I’m still running several times a week and like I mentioned in my original post, this has had such a big impact on my business.
I have to say though, that it’s still a bit of a struggle and I don’t enjoy it, but at least now there are moments during every run when I feel good, when moving feels relatively easy.
And then just as I start to feel comfortable, I notice how hard it is, how ragged my breathing is and I’m back to labouring away and gritting my teeth!
But running for 30 minutes three times a week has been so good for me and for my business.
I can see how I’ve developed a habit that I now don’t want to break.
And lastly, I was beyond thrilled for The Freelancer’s Year to be named as one of the best websites for writers in 2019 by The Write Life.
A resource I’d recommend for freelancers
This month it’s not so much of a resource, but a blog post that delivered me an ‘aha’ moment.
I know lots of you are members of the fantastic Rachel’s List, which has a jobs board, blog, private Facebook group and some super resources .
Well, there was a blog post from a couple of weeks ago that really made an impact on me.
Forget about the writing and being a creative. If you are a freelancer, you are running a business. Act like it. Get organised. It took me 15 years to learn that!
The two tips? Play to your strengths – don’t stretch yourself too far to try and win every job. Take the jobs that will make you shine and take you where you want to be. The other: Know your worth. You teach the rest of the world how you deserve to be treated.
This little snippet came at just the right time for me.
I’m someone who regularly gives that advice to the writers I coach, but I don’t think I’d ever let it sink in properly for me.

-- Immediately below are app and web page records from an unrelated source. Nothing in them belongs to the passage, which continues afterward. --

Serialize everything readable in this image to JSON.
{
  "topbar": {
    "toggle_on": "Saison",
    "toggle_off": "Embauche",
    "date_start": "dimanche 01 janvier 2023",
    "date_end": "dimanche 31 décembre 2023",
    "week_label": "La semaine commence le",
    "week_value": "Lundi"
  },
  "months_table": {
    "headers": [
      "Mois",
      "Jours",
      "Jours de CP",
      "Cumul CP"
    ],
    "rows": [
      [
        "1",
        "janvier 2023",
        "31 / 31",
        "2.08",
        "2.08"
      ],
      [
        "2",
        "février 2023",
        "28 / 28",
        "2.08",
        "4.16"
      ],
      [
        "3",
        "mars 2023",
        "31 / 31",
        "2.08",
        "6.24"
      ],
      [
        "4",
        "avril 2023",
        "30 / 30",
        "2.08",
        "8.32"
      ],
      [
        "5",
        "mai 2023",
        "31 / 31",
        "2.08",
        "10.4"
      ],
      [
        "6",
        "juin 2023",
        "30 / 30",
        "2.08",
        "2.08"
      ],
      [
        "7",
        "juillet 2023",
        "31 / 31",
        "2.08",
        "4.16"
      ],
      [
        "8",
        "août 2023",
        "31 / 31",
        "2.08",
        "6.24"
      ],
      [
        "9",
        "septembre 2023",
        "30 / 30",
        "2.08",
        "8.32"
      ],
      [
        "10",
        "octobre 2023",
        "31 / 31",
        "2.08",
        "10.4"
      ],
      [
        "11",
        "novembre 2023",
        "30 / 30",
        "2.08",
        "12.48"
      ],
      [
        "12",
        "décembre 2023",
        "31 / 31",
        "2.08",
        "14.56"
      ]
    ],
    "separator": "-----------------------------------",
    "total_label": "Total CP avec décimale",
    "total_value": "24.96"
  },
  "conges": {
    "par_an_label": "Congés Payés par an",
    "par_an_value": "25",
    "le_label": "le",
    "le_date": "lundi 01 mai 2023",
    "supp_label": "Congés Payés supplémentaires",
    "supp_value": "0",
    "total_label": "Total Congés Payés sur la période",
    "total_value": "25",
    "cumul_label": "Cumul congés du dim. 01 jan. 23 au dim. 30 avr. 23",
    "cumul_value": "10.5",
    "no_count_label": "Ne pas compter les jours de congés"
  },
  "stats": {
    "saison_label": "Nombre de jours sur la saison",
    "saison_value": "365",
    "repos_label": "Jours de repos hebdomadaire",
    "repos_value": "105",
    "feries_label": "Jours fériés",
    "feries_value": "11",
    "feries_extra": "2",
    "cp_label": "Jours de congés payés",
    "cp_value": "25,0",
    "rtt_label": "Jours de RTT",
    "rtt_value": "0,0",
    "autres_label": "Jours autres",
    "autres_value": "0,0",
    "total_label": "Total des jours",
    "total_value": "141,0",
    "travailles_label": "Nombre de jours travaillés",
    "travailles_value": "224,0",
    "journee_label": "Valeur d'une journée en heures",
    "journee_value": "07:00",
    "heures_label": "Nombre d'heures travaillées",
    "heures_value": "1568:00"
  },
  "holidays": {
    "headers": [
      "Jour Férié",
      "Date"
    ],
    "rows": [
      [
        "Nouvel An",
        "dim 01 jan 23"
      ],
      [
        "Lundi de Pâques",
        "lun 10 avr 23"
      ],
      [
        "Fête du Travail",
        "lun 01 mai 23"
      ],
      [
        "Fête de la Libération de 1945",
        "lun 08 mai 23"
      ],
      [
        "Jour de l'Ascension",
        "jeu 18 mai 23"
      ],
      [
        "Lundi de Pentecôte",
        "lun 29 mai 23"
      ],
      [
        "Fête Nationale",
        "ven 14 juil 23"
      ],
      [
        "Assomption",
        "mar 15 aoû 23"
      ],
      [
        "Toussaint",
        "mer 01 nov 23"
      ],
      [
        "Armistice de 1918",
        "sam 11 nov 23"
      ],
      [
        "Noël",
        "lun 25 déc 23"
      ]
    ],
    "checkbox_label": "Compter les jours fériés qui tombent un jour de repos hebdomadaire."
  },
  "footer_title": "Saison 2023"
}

Don’t try and win every job. Don’t stretch yourself too thin. Is this gig going to help meet your goals?
I feel like I’m finally in a position where those sentences and question come into play when I’m thinking about each opportunity that comes my way.

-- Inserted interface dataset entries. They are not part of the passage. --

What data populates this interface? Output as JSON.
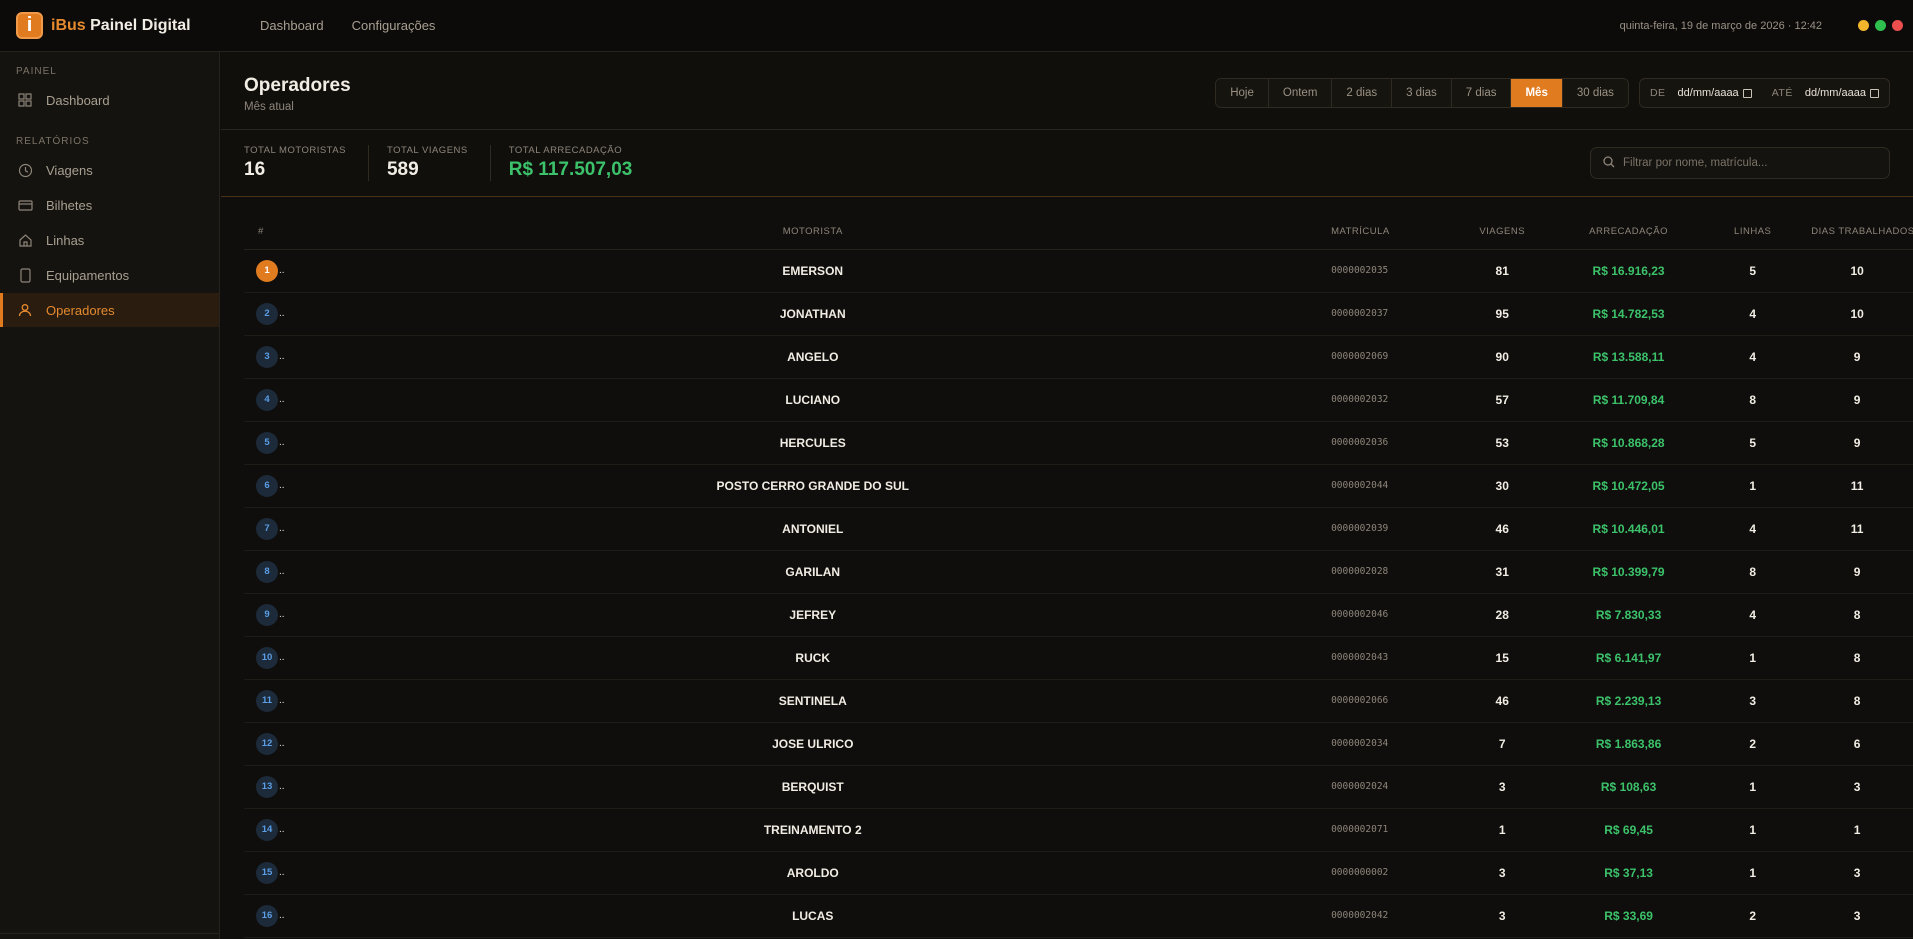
{
  "brand": {
    "prefix": "iBus",
    "suffix": " Painel Digital",
    "logo_letter": "i"
  },
  "topnav": {
    "items": [
      "Dashboard",
      "Configurações"
    ]
  },
  "datetime": "quinta-feira, 19 de março de 2026 · 12:42",
  "window_controls": {
    "colors": [
      "#f2b52b",
      "#2fbf4f",
      "#ec4e4e"
    ]
  },
  "sidebar": {
    "section_painel": "PAINEL",
    "painel_items": [
      {
        "label": "Dashboard",
        "icon": "grid-icon"
      }
    ],
    "section_relatorios": "RELATÓRIOS",
    "relatorios_items": [
      {
        "label": "Viagens",
        "icon": "clock-icon"
      },
      {
        "label": "Bilhetes",
        "icon": "card-icon"
      },
      {
        "label": "Linhas",
        "icon": "home-icon"
      },
      {
        "label": "Equipamentos",
        "icon": "device-icon"
      },
      {
        "label": "Operadores",
        "icon": "user-icon",
        "active": true
      }
    ]
  },
  "page": {
    "title": "Operadores",
    "subtitle": "Mês atual"
  },
  "ranges": [
    "Hoje",
    "Ontem",
    "2 dias",
    "3 dias",
    "7 dias",
    "Mês",
    "30 dias"
  ],
  "active_range": "Mês",
  "date_filter": {
    "from_label": "DE",
    "from_value": "dd/mm/aaaa",
    "to_label": "ATÉ",
    "to_value": "dd/mm/aaaa"
  },
  "stats": {
    "motoristas_label": "TOTAL MOTORISTAS",
    "motoristas_value": "16",
    "viagens_label": "TOTAL VIAGENS",
    "viagens_value": "589",
    "arrecadacao_label": "TOTAL ARRECADAÇÃO",
    "arrecadacao_value": "R$ 117.507,03"
  },
  "search": {
    "placeholder": "Filtrar por nome, matrícula..."
  },
  "table": {
    "headers": {
      "rank": "#",
      "motorista": "MOTORISTA",
      "matricula": "MATRÍCULA",
      "viagens": "VIAGENS",
      "arrecadacao": "ARRECADAÇÃO",
      "linhas": "LINHAS",
      "dias": "DIAS TRABALHADOS"
    },
    "rows": [
      {
        "rank": "1",
        "name": "EMERSON",
        "mat": "0000002035",
        "viagens": "81",
        "arrec": "R$ 16.916,23",
        "linhas": "5",
        "dias": "10"
      },
      {
        "rank": "2",
        "name": "JONATHAN",
        "mat": "0000002037",
        "viagens": "95",
        "arrec": "R$ 14.782,53",
        "linhas": "4",
        "dias": "10"
      },
      {
        "rank": "3",
        "name": "ANGELO",
        "mat": "0000002069",
        "viagens": "90",
        "arrec": "R$ 13.588,11",
        "linhas": "4",
        "dias": "9"
      },
      {
        "rank": "4",
        "name": "LUCIANO",
        "mat": "0000002032",
        "viagens": "57",
        "arrec": "R$ 11.709,84",
        "linhas": "8",
        "dias": "9"
      },
      {
        "rank": "5",
        "name": "HERCULES",
        "mat": "0000002036",
        "viagens": "53",
        "arrec": "R$ 10.868,28",
        "linhas": "5",
        "dias": "9"
      },
      {
        "rank": "6",
        "name": "POSTO CERRO GRANDE DO SUL",
        "mat": "0000002044",
        "viagens": "30",
        "arrec": "R$ 10.472,05",
        "linhas": "1",
        "dias": "11"
      },
      {
        "rank": "7",
        "name": "ANTONIEL",
        "mat": "0000002039",
        "viagens": "46",
        "arrec": "R$ 10.446,01",
        "linhas": "4",
        "dias": "11"
      },
      {
        "rank": "8",
        "name": "GARILAN",
        "mat": "0000002028",
        "viagens": "31",
        "arrec": "R$ 10.399,79",
        "linhas": "8",
        "dias": "9"
      },
      {
        "rank": "9",
        "name": "JEFREY",
        "mat": "0000002046",
        "viagens": "28",
        "arrec": "R$ 7.830,33",
        "linhas": "4",
        "dias": "8"
      },
      {
        "rank": "10",
        "name": "RUCK",
        "mat": "0000002043",
        "viagens": "15",
        "arrec": "R$ 6.141,97",
        "linhas": "1",
        "dias": "8"
      },
      {
        "rank": "11",
        "name": "SENTINELA",
        "mat": "0000002066",
        "viagens": "46",
        "arrec": "R$ 2.239,13",
        "linhas": "3",
        "dias": "8"
      },
      {
        "rank": "12",
        "name": "JOSE ULRICO",
        "mat": "0000002034",
        "viagens": "7",
        "arrec": "R$ 1.863,86",
        "linhas": "2",
        "dias": "6"
      },
      {
        "rank": "13",
        "name": "BERQUIST",
        "mat": "0000002024",
        "viagens": "3",
        "arrec": "R$ 108,63",
        "linhas": "1",
        "dias": "3"
      },
      {
        "rank": "14",
        "name": "TREINAMENTO 2",
        "mat": "0000002071",
        "viagens": "1",
        "arrec": "R$ 69,45",
        "linhas": "1",
        "dias": "1"
      },
      {
        "rank": "15",
        "name": "AROLDO",
        "mat": "0000000002",
        "viagens": "3",
        "arrec": "R$ 37,13",
        "linhas": "1",
        "dias": "3"
      },
      {
        "rank": "16",
        "name": "LUCAS",
        "mat": "0000002042",
        "viagens": "3",
        "arrec": "R$ 33,69",
        "linhas": "2",
        "dias": "3"
      }
    ]
  }
}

Just an example for you – at the end of last year I pitched an editor a travel idea. I didn’t hear from her. I followed up, but still didn’t hear back so assumed it was a ‘no’.
Then, as often happens, I received an email saying they wanted to commission the story and could I file within a week or so.
And I could.
I mean, I could if I worked extra evenings, shuffled child care, gave up a day of my week to travel to the location and interview everyone involved for a 500 word story for $200.
So I said no.
I offered to put the editor in touch with another freelance writer who I thought may be interested and could possibly spin more stories out of the trip, but in the end they wanted to assign another writer to the story.
(Let’s for a minute forget that I pitched, they ran with my idea and gave it to someone else).
But what this experience, and Rachel’s Q&A with Jac taught me was that I have to spend more time on my business rather than just in it.
When you’re starting out as a freelance writer, you need to spend a load of time in your business – pitching, prospecting, marketing and so forth. But as time goes on, I’ve found that you really need to step back and think about where you want your business to go.
And for me, I want to continue writing articles that I love, but I also want to start supporting more freelance writers to earn a great living. And I have to carve out time each week to do that.
My income for January
I set myself what felt like an achievable target of $6,000 for January, especially given that I only had half the month to work.
I ended up getting commissioned $5898 (aaah, so close!)
I don’t think this is too bad seeing as I only got my first commission on the 16th of the month.
As I had a huge invoicing period in December, I barely invoiced at all in January – my total was $1980.
I’ve got a couple of small domestic famils coming up in February, a trip to TravMedia’s IMM and some fascinating stories to write. What about you?
How was your January? Have you set goals for the coming year?